- Providing agencies with the necessary resources
The development of new techniques and ideas are undermined when stringent budgets cut time and resources for thought, supervision, research, and experimentation. In human services, like other complex fields, the work proceeds in fits and starts, with tinkering and tweaking. Yet unlike other disciplines, human services are rarely provided sufficient money to innovate and create new programs. Often streams of funding are available only for narrow purposes, thus squelching the ability to flexibly adapt programs to the ever-changing needs of the populations served.
Many services and treatments are developed in contexts that are different from those in which they are applied. The development and testing of new techniques generally occur in universities or clinics serving urban populations. Funding decisions for the mental health system are made in state capitals, which tend to be urban and relatively wealthy. However, families— as well as the regions in which they live— differ so greatly in terms of needs and resources that a one-size-fits-all philosophy can never work. The end result is that poorer and more rural populations often find themselves particularly short of services and expertise. More funds and decision-making needs to be directed to small communities to set up the types of services that would best benefit their populations.
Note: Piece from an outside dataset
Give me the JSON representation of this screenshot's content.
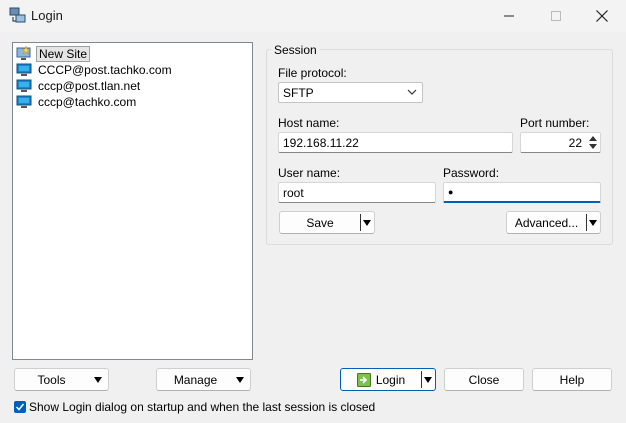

The current difficulties families face in procuring services hurt not just them, but everyone. When agencies cannot meet families’ needs, children and parents fall further into adversity, putting pressure back on already overwhelmed schools, mental health services, child welfare, and other institutions. Resources become slimmer, and more families face hardship and frustration. In this way, difficulties perpetuate in a never-ending cycle. Unless the problem is addressed, families, human service agencies, and society as a whole will find themselves in deteriorating circumstances.